On January 1, 2010, free trade agreements between ASEAN and China, ASEAN and India, and ASEAN and Australia/New Zealand went into effect.
The Telegraph reports that the ASEAN-China free trade area scraps duties on 90% of goods traded across China, Brunei, Indonesia, Singapore, Malaysia, Thailand, and the Philippines. The remaining ASEAN countries (Cambodia, Laos, Myanmar and Vietnam), which are less developed, will see barriers fall in 2015.
Eight years in the making, the ASEAN-China FTA creates the world's largest free trade area by population, and will "rival" the EU and NAFTA in terms of value (AFP: ASEAN-China open free trade area).
Increased trade liberalization create winners and losers on both sides. The New York Times published an excellent report in December describing how low-cost Chinese producers can squeeze competition elsewhere in Asia. This FTA will increase the prevalence of such competition.
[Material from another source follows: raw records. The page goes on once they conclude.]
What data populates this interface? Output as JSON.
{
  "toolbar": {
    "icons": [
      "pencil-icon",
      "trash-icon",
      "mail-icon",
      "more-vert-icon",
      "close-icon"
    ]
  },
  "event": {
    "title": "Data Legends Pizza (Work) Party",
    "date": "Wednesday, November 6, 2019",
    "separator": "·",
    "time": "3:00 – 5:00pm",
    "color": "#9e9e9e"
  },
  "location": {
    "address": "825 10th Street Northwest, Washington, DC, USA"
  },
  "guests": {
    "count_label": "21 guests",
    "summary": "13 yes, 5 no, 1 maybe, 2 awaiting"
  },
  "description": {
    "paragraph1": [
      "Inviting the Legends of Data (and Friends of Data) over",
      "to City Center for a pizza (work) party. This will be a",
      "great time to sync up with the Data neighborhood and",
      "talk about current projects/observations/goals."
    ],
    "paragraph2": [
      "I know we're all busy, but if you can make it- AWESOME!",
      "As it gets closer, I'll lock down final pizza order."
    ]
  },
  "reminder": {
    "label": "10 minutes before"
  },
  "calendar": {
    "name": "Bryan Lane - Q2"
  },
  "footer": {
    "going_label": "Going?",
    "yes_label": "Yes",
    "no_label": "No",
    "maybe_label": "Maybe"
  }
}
Meanwhile, with less fanfare, the ASEAN-India free trade agreement also went into effect on Jan 1 (Bernama: Not All Easy as India-ASEAN FTA Comes Into Effect). Its scope is smaller, covering only Malaysia, Thailand and Singapore. There is trepidation among Indian businesses in several sectors, such as the fishing industries, whoview the ASEAN competition as destructive.
The ASEAN-Australia-New Zealand FTA also went into effect on January 1, 2010, with a plan to eliminate tariffs on 96% of goods traded by 2020.
Perhaps following the footsteps of China, India, Australia and New Zealand, the EU announced earlier this week it would permit the European Commission to pursue free trade negotiations with individual ASEAN countries.